Our main task now is to release the first version of the device. Let users test it, look at it, and touch it. When we receive feedback, we will make another device. And it will be better than the first one - it will take into account all user feedback.
We want to protect the wallet from remote hacking. Why don't we trust hot wallets? Because it's a mobile application, it stores the private key somewhere deep in memory, and we continue using the phone while the money is on the wallet. Accordingly, a hacker has a backdoor to get into it and take the private keys, and therefore get access to the assets.
There's also hardware hacking. That is, access due to physical access to the device. From there, the hacker gets private information. A cold wallet is designed to protect against remote hacks. When there are no possibilities for the device to independently access the internet, it always guarantees additional security. In our case, we do not have any wired or wireless interfaces.

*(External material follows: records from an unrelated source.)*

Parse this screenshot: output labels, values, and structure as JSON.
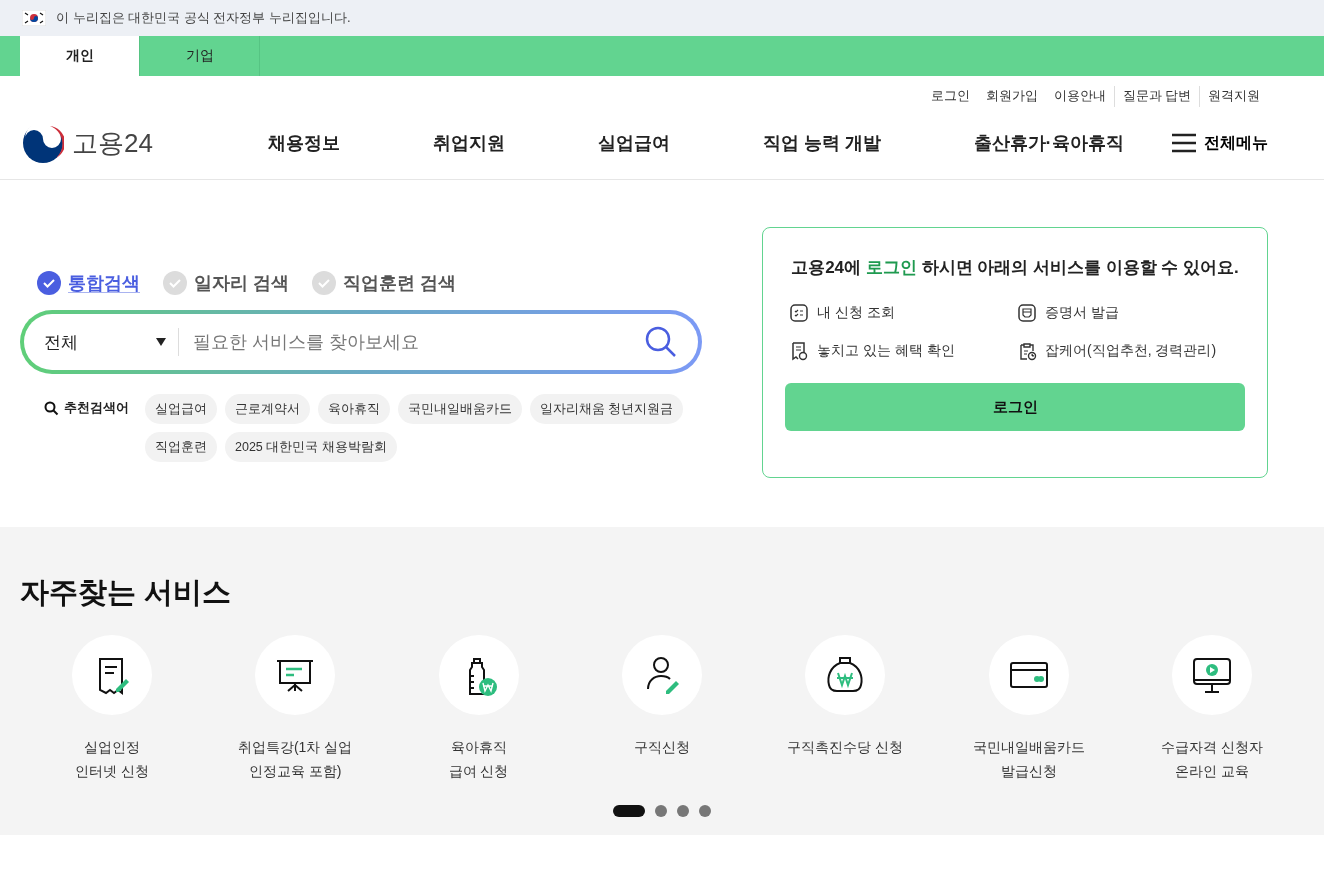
{
  "notice": {
    "text": "이 누리집은 대한민국 공식 전자정부 누리집입니다."
  },
  "audience_tabs": [
    {
      "label": "개인",
      "selected": true
    },
    {
      "label": "기업",
      "selected": false
    }
  ],
  "utility_links": [
    {
      "label": "로그인",
      "separated": false
    },
    {
      "label": "회원가입",
      "separated": false
    },
    {
      "label": "이용안내",
      "separated": false
    },
    {
      "label": "질문과 답변",
      "separated": true
    },
    {
      "label": "원격지원",
      "separated": true
    }
  ],
  "logo": {
    "text": "고용24"
  },
  "nav": [
    "채용정보",
    "취업지원",
    "실업급여",
    "직업 능력 개발",
    "출산휴가·육아휴직"
  ],
  "all_menu": {
    "label": "전체메뉴"
  },
  "search_types": [
    {
      "label": "통합검색",
      "selected": true
    },
    {
      "label": "일자리 검색",
      "selected": false
    },
    {
      "label": "직업훈련 검색",
      "selected": false
    }
  ],
  "search": {
    "scope": "전체",
    "placeholder": "필요한 서비스를 찾아보세요"
  },
  "recommended": {
    "label": "추천검색어",
    "keywords": [
      "실업급여",
      "근로계약서",
      "육아휴직",
      "국민내일배움카드",
      "일자리채움 청년지원금",
      "직업훈련",
      "2025 대한민국 채용박람회"
    ]
  },
  "login_card": {
    "title_prefix": "고용24에 ",
    "title_highlight": "로그인",
    "title_suffix": " 하시면 아래의 서비스를 이용할 수 있어요.",
    "services": [
      "내 신청 조회",
      "증명서 발급",
      "놓치고 있는 혜택 확인",
      "잡케어(직업추천, 경력관리)"
    ],
    "button": "로그인"
  },
  "frequent": {
    "title": "자주찾는 서비스",
    "services": [
      {
        "lines": [
          "실업인정",
          "인터넷 신청"
        ]
      },
      {
        "lines": [
          "취업특강(1차 실업",
          "인정교육 포함)"
        ]
      },
      {
        "lines": [
          "육아휴직",
          "급여 신청"
        ]
      },
      {
        "lines": [
          "구직신청"
        ]
      },
      {
        "lines": [
          "구직촉진수당 신청"
        ]
      },
      {
        "lines": [
          "국민내일배움카드",
          "발급신청"
        ]
      },
      {
        "lines": [
          "수급자격 신청자",
          "온라인 교육"
        ]
      }
    ],
    "pages": [
      {
        "selected": true
      },
      {
        "selected": false
      },
      {
        "selected": false
      },
      {
        "selected": false
      }
    ]
  }
}
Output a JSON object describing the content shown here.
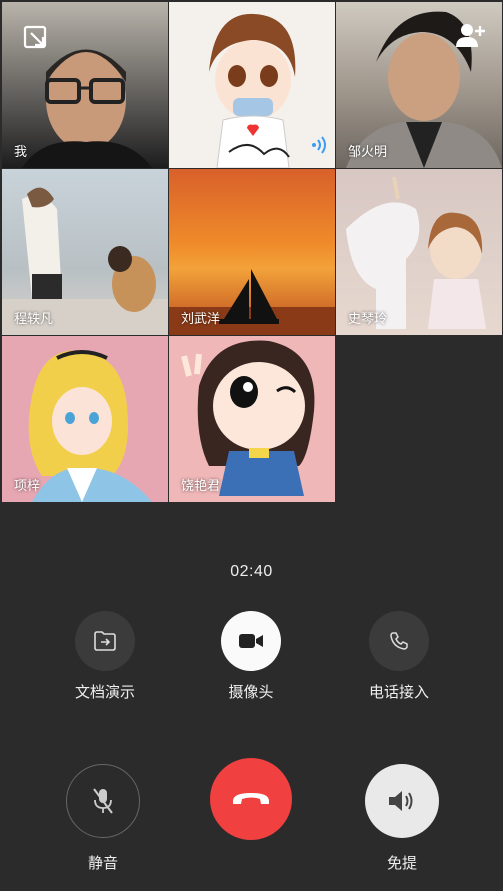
{
  "participants": [
    {
      "name": "我"
    },
    {
      "name": ""
    },
    {
      "name": "邹火明"
    },
    {
      "name": "程轶凡"
    },
    {
      "name": "刘武洋"
    },
    {
      "name": "史琴玲"
    },
    {
      "name": "项梓"
    },
    {
      "name": "饶艳君"
    }
  ],
  "call": {
    "duration": "02:40"
  },
  "actions": {
    "doc_label": "文档演示",
    "camera_label": "摄像头",
    "phone_label": "电话接入",
    "mute_label": "静音",
    "speaker_label": "免提"
  },
  "colors": {
    "hangup": "#f04040",
    "background": "#2b2b2b"
  },
  "icons": [
    "minimize-icon",
    "add-user-icon",
    "speaking-icon",
    "file-share-icon",
    "camera-icon",
    "phone-icon",
    "mic-off-icon",
    "hangup-icon",
    "speaker-icon"
  ]
}
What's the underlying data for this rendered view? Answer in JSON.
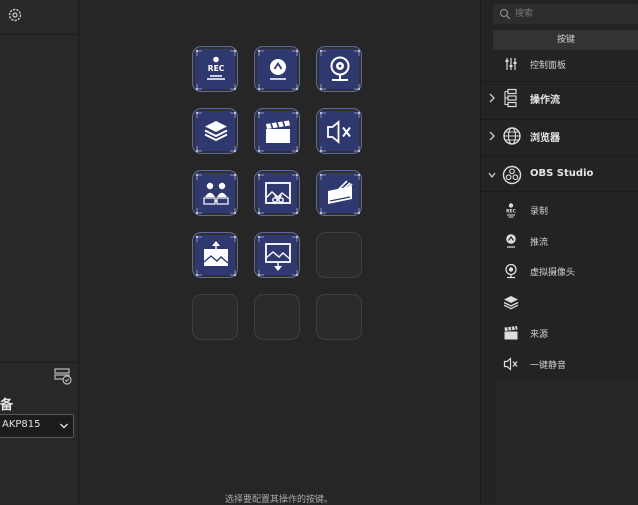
{
  "left": {
    "device_label": "备",
    "device_value": "AKP815"
  },
  "right": {
    "search_placeholder": "搜索",
    "tab_label": "按键",
    "partial_item_label": "控制面板",
    "categories": [
      {
        "label": "操作流",
        "expanded": false
      },
      {
        "label": "浏览器",
        "expanded": false
      },
      {
        "label": "OBS Studio",
        "expanded": true
      }
    ],
    "obs_items": [
      {
        "label": "录制",
        "icon": "rec-icon"
      },
      {
        "label": "推流",
        "icon": "stream-icon"
      },
      {
        "label": "虚拟摄像头",
        "icon": "webcam-icon"
      },
      {
        "label": "",
        "icon": "layers-icon"
      },
      {
        "label": "来源",
        "icon": "clapperboard-icon"
      },
      {
        "label": "一键静音",
        "icon": "mute-icon"
      }
    ]
  },
  "canvas": {
    "hint": "选择要配置其操作的按键。"
  },
  "keys": [
    {
      "id": "key-1",
      "filled": true,
      "icon": "rec-icon",
      "text": "REC"
    },
    {
      "id": "key-2",
      "filled": true,
      "icon": "stream-icon"
    },
    {
      "id": "key-3",
      "filled": true,
      "icon": "webcam-icon"
    },
    {
      "id": "key-4",
      "filled": true,
      "icon": "layers-icon"
    },
    {
      "id": "key-5",
      "filled": true,
      "icon": "clapperboard-icon"
    },
    {
      "id": "key-6",
      "filled": true,
      "icon": "mute-icon"
    },
    {
      "id": "key-7",
      "filled": true,
      "icon": "scene-switch-icon"
    },
    {
      "id": "key-8",
      "filled": true,
      "icon": "scene-cut-icon"
    },
    {
      "id": "key-9",
      "filled": true,
      "icon": "transition-icon"
    },
    {
      "id": "key-10",
      "filled": true,
      "icon": "scene-move-up-icon"
    },
    {
      "id": "key-11",
      "filled": true,
      "icon": "scene-move-down-icon"
    },
    {
      "id": "key-12",
      "filled": false
    },
    {
      "id": "key-13",
      "filled": false
    },
    {
      "id": "key-14",
      "filled": false
    },
    {
      "id": "key-15",
      "filled": false
    }
  ],
  "colors": {
    "key_fill": "#2f3970",
    "key_border": "#5d689f",
    "bg": "#262626",
    "panel": "#232323"
  }
}
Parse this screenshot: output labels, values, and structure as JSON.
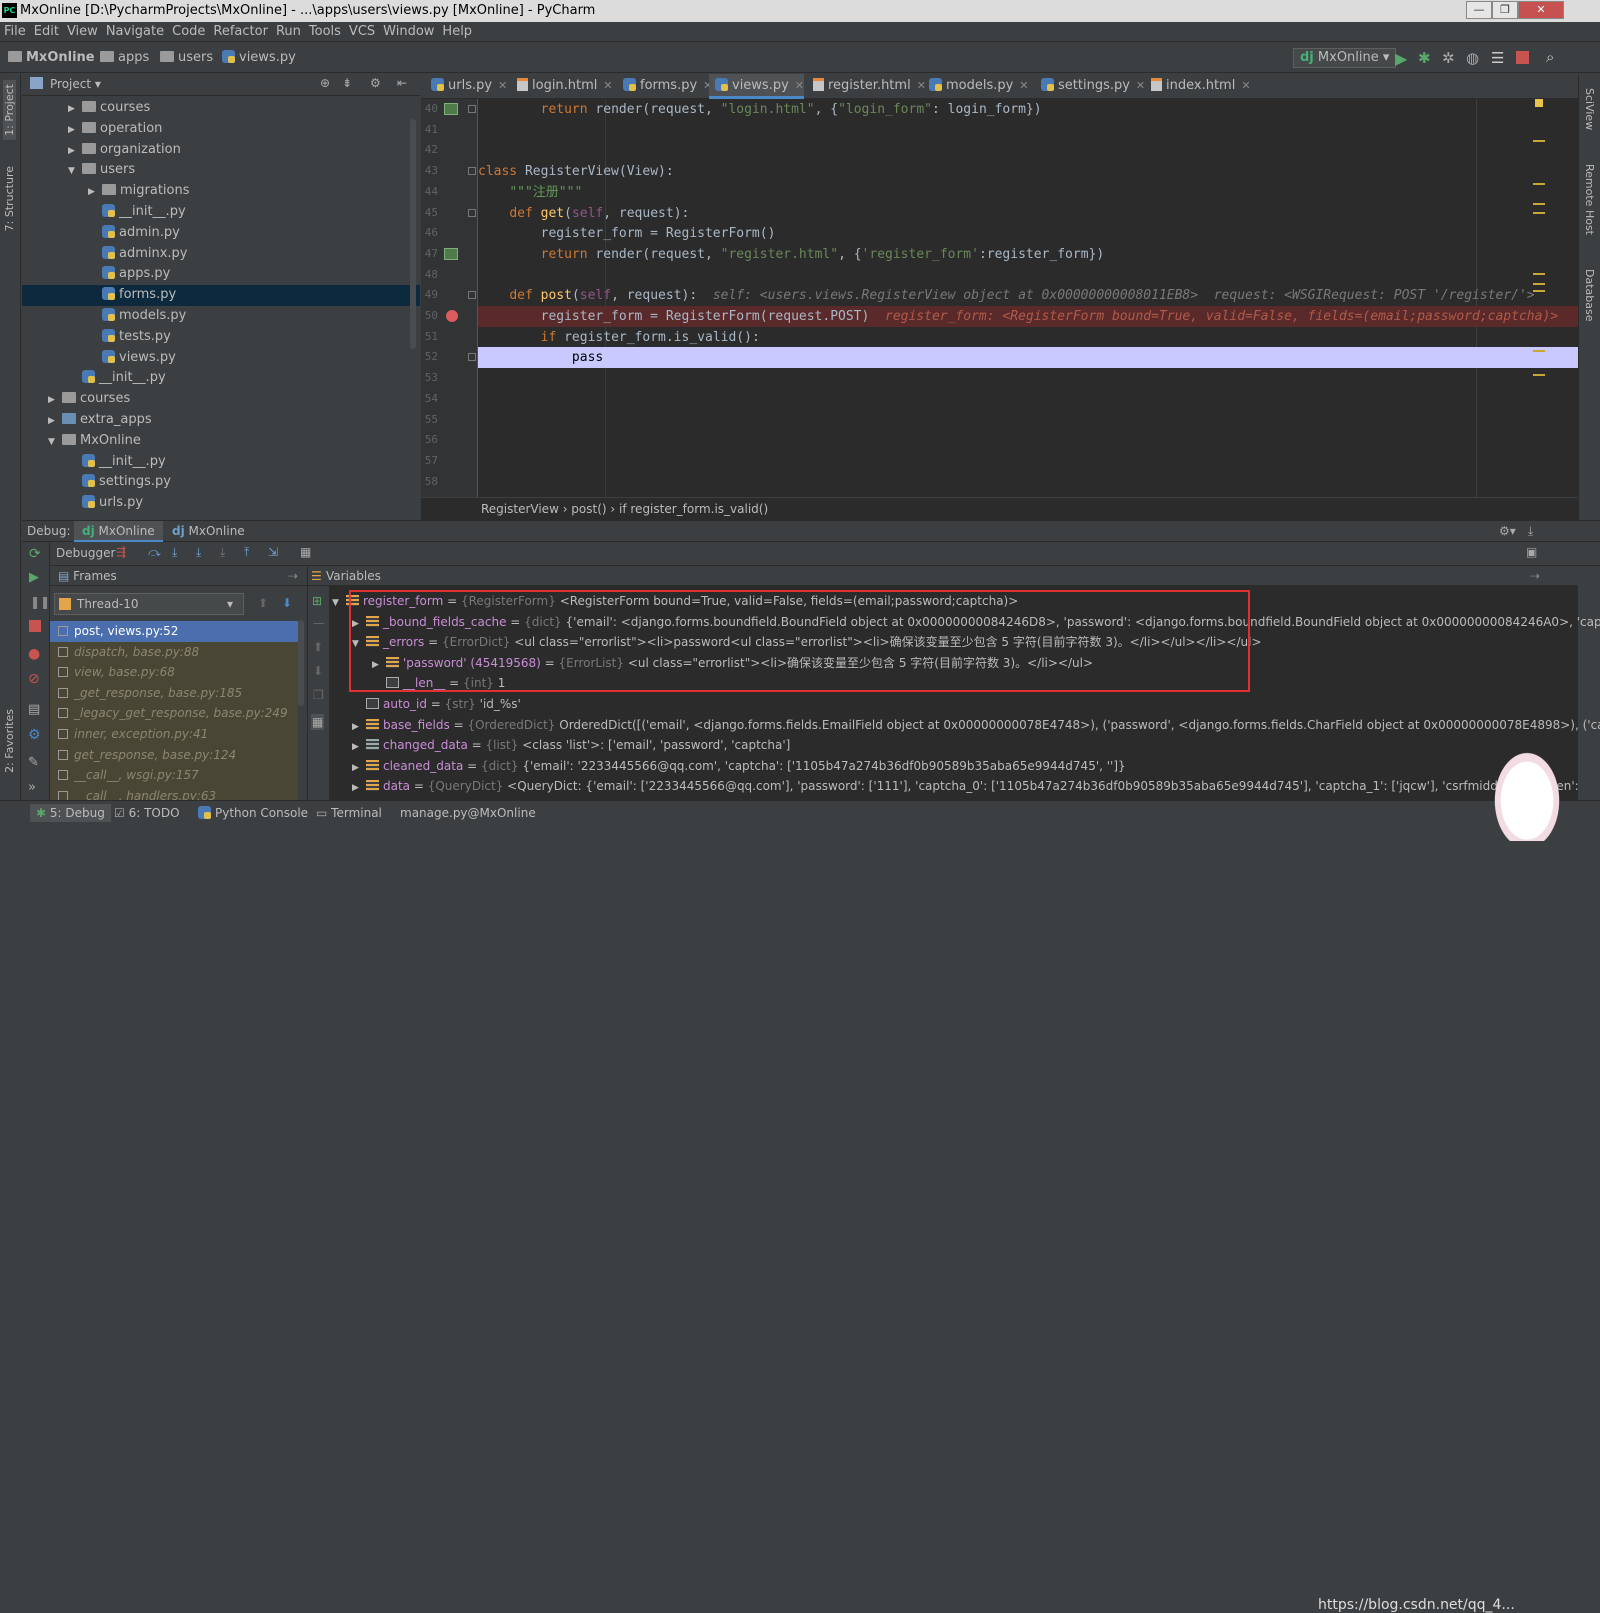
{
  "window": {
    "title": "MxOnline [D:\\PycharmProjects\\MxOnline] - ...\\apps\\users\\views.py [MxOnline] - PyCharm"
  },
  "menu": [
    "File",
    "Edit",
    "View",
    "Navigate",
    "Code",
    "Refactor",
    "Run",
    "Tools",
    "VCS",
    "Window",
    "Help"
  ],
  "nav": {
    "crumbs": [
      "MxOnline",
      "apps",
      "users",
      "views.py"
    ],
    "run_config": "MxOnline"
  },
  "left_tabs": [
    "1: Project",
    "7: Structure",
    "2: Favorites"
  ],
  "right_tabs": [
    "SciView",
    "Remote Host",
    "Database"
  ],
  "project": {
    "header": "Project",
    "tree": [
      {
        "label": "courses",
        "depth": 2,
        "type": "folder",
        "arrow": "▶"
      },
      {
        "label": "operation",
        "depth": 2,
        "type": "folder",
        "arrow": "▶"
      },
      {
        "label": "organization",
        "depth": 2,
        "type": "folder",
        "arrow": "▶"
      },
      {
        "label": "users",
        "depth": 2,
        "type": "folder",
        "arrow": "▼"
      },
      {
        "label": "migrations",
        "depth": 3,
        "type": "folder",
        "arrow": "▶"
      },
      {
        "label": "__init__.py",
        "depth": 3,
        "type": "py",
        "arrow": ""
      },
      {
        "label": "admin.py",
        "depth": 3,
        "type": "py",
        "arrow": ""
      },
      {
        "label": "adminx.py",
        "depth": 3,
        "type": "py",
        "arrow": ""
      },
      {
        "label": "apps.py",
        "depth": 3,
        "type": "py",
        "arrow": ""
      },
      {
        "label": "forms.py",
        "depth": 3,
        "type": "py",
        "arrow": "",
        "selected": true
      },
      {
        "label": "models.py",
        "depth": 3,
        "type": "py",
        "arrow": ""
      },
      {
        "label": "tests.py",
        "depth": 3,
        "type": "py",
        "arrow": ""
      },
      {
        "label": "views.py",
        "depth": 3,
        "type": "py",
        "arrow": ""
      },
      {
        "label": "__init__.py",
        "depth": 2,
        "type": "py",
        "arrow": ""
      },
      {
        "label": "courses",
        "depth": 1,
        "type": "folder",
        "arrow": "▶"
      },
      {
        "label": "extra_apps",
        "depth": 1,
        "type": "folder-blue",
        "arrow": "▶"
      },
      {
        "label": "MxOnline",
        "depth": 1,
        "type": "folder",
        "arrow": "▼"
      },
      {
        "label": "__init__.py",
        "depth": 2,
        "type": "py",
        "arrow": ""
      },
      {
        "label": "settings.py",
        "depth": 2,
        "type": "py",
        "arrow": ""
      },
      {
        "label": "urls.py",
        "depth": 2,
        "type": "py",
        "arrow": ""
      }
    ]
  },
  "editor": {
    "tabs": [
      {
        "label": "urls.py",
        "type": "py"
      },
      {
        "label": "login.html",
        "type": "html"
      },
      {
        "label": "forms.py",
        "type": "py"
      },
      {
        "label": "views.py",
        "type": "py",
        "active": true
      },
      {
        "label": "register.html",
        "type": "html"
      },
      {
        "label": "models.py",
        "type": "py"
      },
      {
        "label": "settings.py",
        "type": "py"
      },
      {
        "label": "index.html",
        "type": "html"
      }
    ],
    "line_numbers": [
      "40",
      "41",
      "42",
      "43",
      "44",
      "45",
      "46",
      "47",
      "48",
      "49",
      "50",
      "51",
      "52",
      "53",
      "54",
      "55",
      "56",
      "57",
      "58"
    ],
    "lines": [
      [
        {
          "t": "        ",
          "c": ""
        },
        {
          "t": "return ",
          "c": "kw"
        },
        {
          "t": "render(request, ",
          "c": ""
        },
        {
          "t": "\"login.html\"",
          "c": "str"
        },
        {
          "t": ", {",
          "c": ""
        },
        {
          "t": "\"login_form\"",
          "c": "str"
        },
        {
          "t": ": login_form})",
          "c": ""
        }
      ],
      [],
      [],
      [
        {
          "t": "class ",
          "c": "kw"
        },
        {
          "t": "RegisterView(View):",
          "c": ""
        }
      ],
      [
        {
          "t": "    ",
          "c": ""
        },
        {
          "t": "\"\"\"注册\"\"\"",
          "c": "cm"
        }
      ],
      [
        {
          "t": "    ",
          "c": ""
        },
        {
          "t": "def ",
          "c": "kw"
        },
        {
          "t": "get",
          "c": "fn"
        },
        {
          "t": "(",
          "c": ""
        },
        {
          "t": "self",
          "c": "self"
        },
        {
          "t": ", request):",
          "c": ""
        }
      ],
      [
        {
          "t": "        register_form = RegisterForm()",
          "c": ""
        }
      ],
      [
        {
          "t": "        ",
          "c": ""
        },
        {
          "t": "return ",
          "c": "kw"
        },
        {
          "t": "render(request, ",
          "c": ""
        },
        {
          "t": "\"register.html\"",
          "c": "str"
        },
        {
          "t": ", {",
          "c": ""
        },
        {
          "t": "'register_form'",
          "c": "str"
        },
        {
          "t": ":register_form})",
          "c": ""
        }
      ],
      [],
      [
        {
          "t": "    ",
          "c": ""
        },
        {
          "t": "def ",
          "c": "kw"
        },
        {
          "t": "post",
          "c": "fn"
        },
        {
          "t": "(",
          "c": ""
        },
        {
          "t": "self",
          "c": "self"
        },
        {
          "t": ", request):  ",
          "c": ""
        },
        {
          "t": "self: <users.views.RegisterView object at 0x00000000008011EB8>  request: <WSGIRequest: POST '/register/'>",
          "c": "hint"
        }
      ],
      [
        {
          "t": "        register_form = RegisterForm(request.POST)  ",
          "c": ""
        },
        {
          "t": "register_form: <RegisterForm bound=True, valid=False, fields=(email;password;captcha)>",
          "c": "hintr"
        }
      ],
      [
        {
          "t": "        ",
          "c": ""
        },
        {
          "t": "if ",
          "c": "kw"
        },
        {
          "t": "register_form.is_valid():",
          "c": ""
        }
      ],
      [
        {
          "t": "            pass",
          "c": ""
        }
      ],
      [],
      [],
      [],
      [],
      [],
      []
    ],
    "breadcrumbs": "RegisterView  ›  post()  ›  if register_form.is_valid()"
  },
  "debug": {
    "label": "Debug:",
    "tabs": [
      "MxOnline",
      "MxOnline"
    ],
    "debugger_label": "Debugger",
    "frames_label": "Frames",
    "variables_label": "Variables",
    "thread": "Thread-10",
    "frames": [
      "post, views.py:52",
      "dispatch, base.py:88",
      "view, base.py:68",
      "_get_response, base.py:185",
      "_legacy_get_response, base.py:249",
      "inner, exception.py:41",
      "get_response, base.py:124",
      "__call__, wsgi.py:157",
      "__call__, handlers.py:63"
    ],
    "variables": [
      {
        "arrow": "▼",
        "indent": 0,
        "icon": "obj",
        "name": "register_form",
        "type": "{RegisterForm}",
        "value": "<RegisterForm bound=True, valid=False, fields=(email;password;captcha)>"
      },
      {
        "arrow": "▶",
        "indent": 1,
        "icon": "obj",
        "name": "_bound_fields_cache",
        "type": "{dict}",
        "value": "{'email': <django.forms.boundfield.BoundField object at 0x00000000084246D8>, 'password': <django.forms.boundfield.BoundField object at 0x00000000084246A0>, 'captcha"
      },
      {
        "arrow": "▼",
        "indent": 1,
        "icon": "obj",
        "name": "_errors",
        "type": "{ErrorDict}",
        "value": "<ul class=\"errorlist\"><li>password<ul class=\"errorlist\"><li>确保该变量至少包含 5 字符(目前字符数 3)。</li></ul></li></ul>"
      },
      {
        "arrow": "▶",
        "indent": 2,
        "icon": "obj",
        "name": "'password' (45419568)",
        "type": "{ErrorList}",
        "value": "<ul class=\"errorlist\"><li>确保该变量至少包含 5 字符(目前字符数 3)。</li></ul>"
      },
      {
        "arrow": "",
        "indent": 2,
        "icon": "num",
        "name": "__len__",
        "type": "{int}",
        "value": "1"
      },
      {
        "arrow": "",
        "indent": 1,
        "icon": "num",
        "name": "auto_id",
        "type": "{str}",
        "value": "'id_%s'"
      },
      {
        "arrow": "▶",
        "indent": 1,
        "icon": "obj",
        "name": "base_fields",
        "type": "{OrderedDict}",
        "value": "OrderedDict([('email', <django.forms.fields.EmailField object at 0x00000000078E4748>), ('password', <django.forms.fields.CharField object at 0x00000000078E4898>), ('captcl"
      },
      {
        "arrow": "▶",
        "indent": 1,
        "icon": "list",
        "name": "changed_data",
        "type": "{list}",
        "value": "<class 'list'>: ['email', 'password', 'captcha']"
      },
      {
        "arrow": "▶",
        "indent": 1,
        "icon": "obj",
        "name": "cleaned_data",
        "type": "{dict}",
        "value": "{'email': '2233445566@qq.com', 'captcha': ['1105b47a274b36df0b90589b35aba65e9944d745', '']}"
      },
      {
        "arrow": "▶",
        "indent": 1,
        "icon": "obj",
        "name": "data",
        "type": "{QueryDict}",
        "value": "<QueryDict: {'email': ['2233445566@qq.com'], 'password': ['111'], 'captcha_0': ['1105b47a274b36df0b90589b35aba65e9944d745'], 'captcha_1': ['jqcw'], 'csrfmiddlewaretoken':"
      }
    ]
  },
  "statusbar": {
    "tabs": [
      "5: Debug",
      "6: TODO",
      "Python Console",
      "Terminal",
      "manage.py@MxOnline"
    ]
  },
  "watermark": "https://blog.csdn.net/qq_4..."
}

The only way to compromise a transaction is somehow to steal and read the QR code, replacing the transaction, but this is very difficult. The private key is stored inside the device, we receive the transaction, packaged in a QR code. Then the device internally signs the transaction and outputs the signed transaction as a text string. At this stage, during the transaction signing, it is impossible to infiltrate the device and steal something.

Right now, we are facing a problem — the device's memory capacity. I think that in the near future we will start expanding the amount of flash memory on board the wallet. At the moment, we are not planning to incorporate all the smart contracts that exist in the blockchain sphere. We want to include the popular ones. I talked a lot with developers and they reassured me that there are only about 20-30 contracts that are most often used, so there is no need to allocate a lot of memory for all of this yet.

About the future of web3 and wallets

Users will prefer cold wallets. Or some gadgets that are more specialized to securely store private keys. As soon as they understand the difference and realize that hot wallets do not provide security, and storing funds online can be compromised and money can be stolen.
To make a hot wallet safer, you need to upgrade the hardware-software complex. For example, specialized chips that are designed to improve the security of storing private keys. It can't be the case that improvements are only made from the software side of the product.
When people start to understand how crypto works, a demand for secure storage of their assets will arise. I think there will be even more specialized wallets for storing private keys. Currently, the architecture of each wallet consists of different chips. For example, a microcontroller, a microchip. Most likely, the trend will start to develop towards SoCs. These are system-on-chip solutions - when one chip has a specialized device. Perhaps in the future, this will be implemented in mobile phones.


What is the usual learning process?
Will I be able to combine studying with working?
How much time should I devote to studying?
How long does the learning process last?
What happens when I finish the bootcamp?
What is the class schedule? What happens if I miss a stream?
I'm a complete beginner, can I study with you?
I have been writing smart contracts in Solidity for over a year now, will it be useful for me to study with you?
What is the difference between bootcamps? Which program should I choose?
What projects will I be working on? And what will I be able to do upon completing my studies?
Will I be able to get a job at a top-tier protocol in 6 months? And how do you assist with this?
I'm interested in crypto and Web3, but I don't want to become a developer.
Balaji was right